A healthy diet and proper Nutrition throughout your life supports normal or optimal growth, development, and ageing; helps maintain a healthy body weight; promotes a stronger immune system; provides you with the energy you need to live your life; and reduces the risk of chronic disease—all of which lead to overall health and well-being, from cradle to grave.
We believe this is absolutely true!
An adequate and balanced supply of fresh air; clean water; nutrients including proteins, carbohydrates, fats, vitamins, and minerals; and regular movement are the foundation upon which our best health is built.
Looking at your Nutritional intake as part of your overall health picture, is a significant piece of what is driving your optimal health.
A Registered Dietician Nutritionist (RDN), a Registered Dietician (RD), or other credentialed Nutritionist can help you understand your particular health situation/issue and how the foods you choose might affect it. They also work with you to create an eating plan that has the nutrients needed to manage your situation/issue(s).
Anyone can call themselves a nutritionist, but, only a Registered Dietician (RD) or a Registered Dietician Nutritionist (RDN) has completed multiple layers of education and training established by the Accreditation Council for Education in Nutrition and Dietetics. All RDs or RDNs must:
Roughly half of all RDs and RDNs hold graduate degrees and many have certifications in specialized fields, such as sports, pediatric, renal, oncology, or gerontological nutrition. (Academy of Nutrition and Dietetics)

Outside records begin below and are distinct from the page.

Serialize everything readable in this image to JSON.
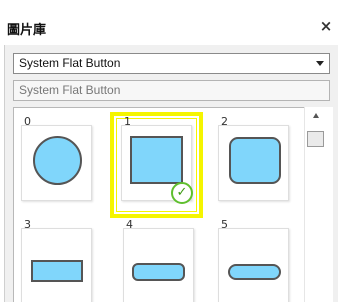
{
  "window": {
    "title": "圖片庫",
    "close_symbol": "×"
  },
  "style_select": {
    "selected": "System Flat Button"
  },
  "name_field": {
    "value": "System Flat Button"
  },
  "gallery": {
    "items": [
      {
        "label": "0",
        "shape": "circle"
      },
      {
        "label": "1",
        "shape": "square",
        "selected": true
      },
      {
        "label": "2",
        "shape": "rounded-square"
      },
      {
        "label": "3",
        "shape": "rectangle"
      },
      {
        "label": "4",
        "shape": "rounded-rectangle"
      },
      {
        "label": "5",
        "shape": "pill"
      }
    ],
    "check_symbol": "✓"
  },
  "colors": {
    "shape_fill": "#80d6fb",
    "selection_highlight": "#f5f500",
    "check_green": "#5fbf2f"
  }
}
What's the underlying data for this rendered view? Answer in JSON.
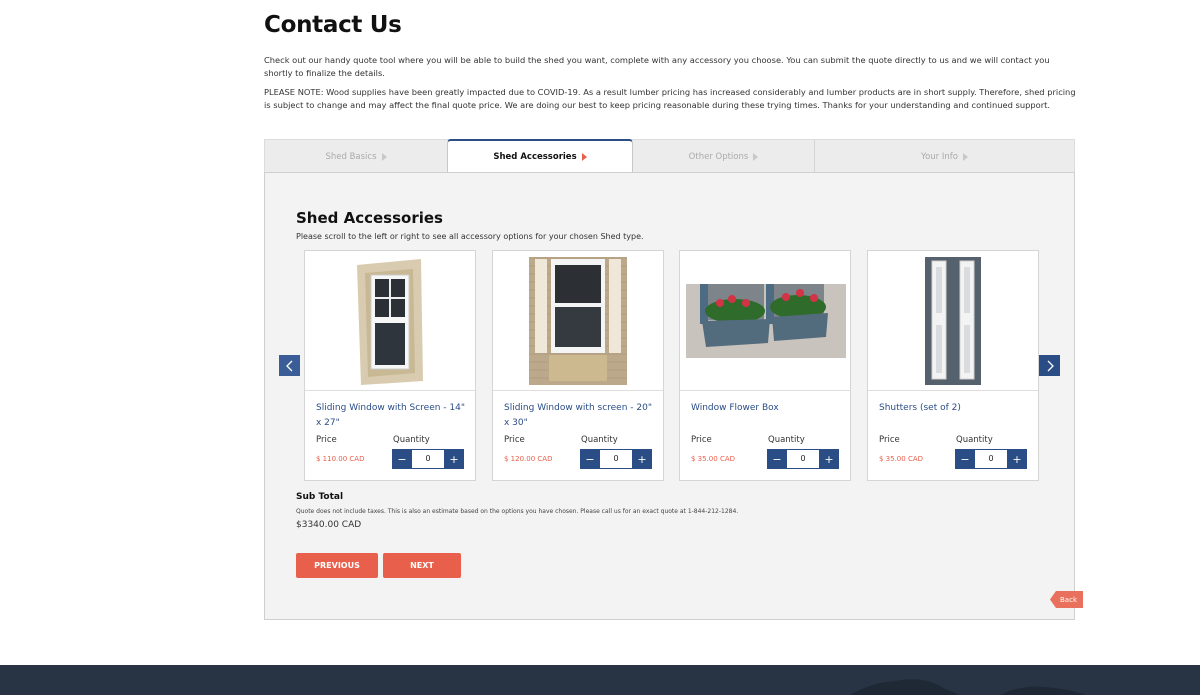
{
  "page": {
    "title": "Contact Us",
    "intro": "Check out our handy quote tool where you will be able to build the shed you want, complete with any accessory you choose. You can submit the quote directly to us and we will contact you shortly to finalize the details.",
    "notice": "PLEASE NOTE: Wood supplies have been greatly impacted due to COVID-19. As a result lumber pricing has increased considerably and lumber products are in short supply. Therefore, shed pricing is subject to change and may affect the final quote price. We are doing our best to keep pricing reasonable during these trying times. Thanks for your understanding and continued support."
  },
  "tabs": [
    {
      "label": "Shed Basics",
      "active": false
    },
    {
      "label": "Shed Accessories",
      "active": true
    },
    {
      "label": "Other Options",
      "active": false
    },
    {
      "label": "Your Info",
      "active": false
    }
  ],
  "section": {
    "title": "Shed Accessories",
    "subtitle": "Please scroll to the left or right to see all accessory options for your chosen Shed type."
  },
  "labels": {
    "price": "Price",
    "quantity": "Quantity",
    "minus": "−",
    "plus": "+"
  },
  "products": [
    {
      "name": "Sliding Window with Screen - 14\" x 27\"",
      "price": "$ 110.00 CAD",
      "quantity": "0",
      "image_icon": "sliding-window-image"
    },
    {
      "name": "Sliding Window with screen - 20\" x 30\"",
      "price": "$ 120.00 CAD",
      "quantity": "0",
      "image_icon": "sliding-window-image"
    },
    {
      "name": "Window Flower Box",
      "price": "$ 35.00 CAD",
      "quantity": "0",
      "image_icon": "flower-box-image"
    },
    {
      "name": "Shutters (set of 2)",
      "price": "$ 35.00 CAD",
      "quantity": "0",
      "image_icon": "shutters-image"
    }
  ],
  "subtotal": {
    "title": "Sub Total",
    "note": "Quote does not include taxes. This is also an estimate based on the options you have chosen. Please call us for an exact quote at 1-844-212-1284.",
    "value": "$3340.00 CAD"
  },
  "actions": {
    "previous": "PREVIOUS",
    "next": "NEXT",
    "back": "Back"
  },
  "colors": {
    "primary": "#2a4d86",
    "accent": "#e8604c",
    "footer": "#283444"
  }
}
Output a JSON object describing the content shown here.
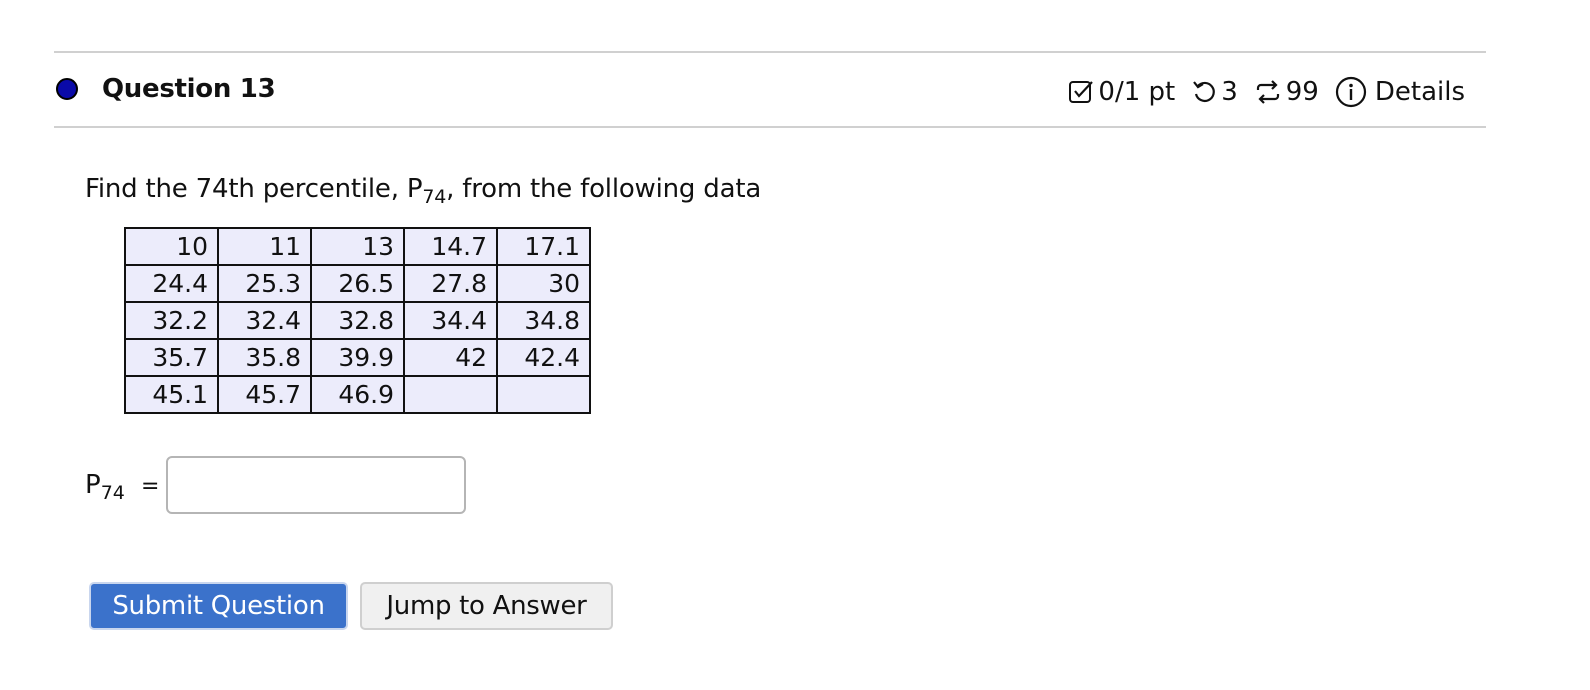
{
  "question": {
    "title": "Question 13",
    "status_dot_color": "#0a0aa8"
  },
  "meta": {
    "score": "0/1 pt",
    "retries": "3",
    "attempts": "99",
    "details_label": "Details",
    "icons": [
      "checkbox-icon",
      "undo-icon",
      "repeat-icon",
      "info-icon"
    ]
  },
  "prompt": {
    "before": "Find the 74th percentile, P",
    "subscript": "74",
    "after": ",  from the following data"
  },
  "data_table": {
    "rows": [
      [
        "10",
        "11",
        "13",
        "14.7",
        "17.1"
      ],
      [
        "24.4",
        "25.3",
        "26.5",
        "27.8",
        "30"
      ],
      [
        "32.2",
        "32.4",
        "32.8",
        "34.4",
        "34.8"
      ],
      [
        "35.7",
        "35.8",
        "39.9",
        "42",
        "42.4"
      ],
      [
        "45.1",
        "45.7",
        "46.9",
        "",
        ""
      ]
    ]
  },
  "answer": {
    "label": "P",
    "label_sub": "74",
    "equals": "=",
    "value": "",
    "placeholder": ""
  },
  "buttons": {
    "submit": "Submit Question",
    "jump": "Jump to Answer"
  }
}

Every day, you make choices about the food you eat (your Nutrition) and your lifestyle. You can make choices for yourself and your family that make a real difference to your ability to remain healthy and active now, and enjoy life to its fullest in the future.
The food you eat can affect your health and your risk for certain diseases. To eat healthier food, you may need to change some of your daily habits. You also may need to change some things in your environment. Your environment includes everything around you, including your home, the place you work, and the places you ‘play.’
You don’t need to make huge changes to eat healthier. And you don’t have to change your habits all at the same time. It’s best to set small goals and change your habits a little bit at a time. Over time, small changes can make a big difference in your health.
As you go through different stages in your life, you may sometimes have unique nutritional needs. Whether you have an active growing child, are a pregnant woman (or thinking about having a baby), or you are someone who wants to learn about healthy aging, It is important to
We believe you should have access to high-quality research to help you make informed health decisions. Below are four trusted databases you can use as tools to expand your healthcare knowledge.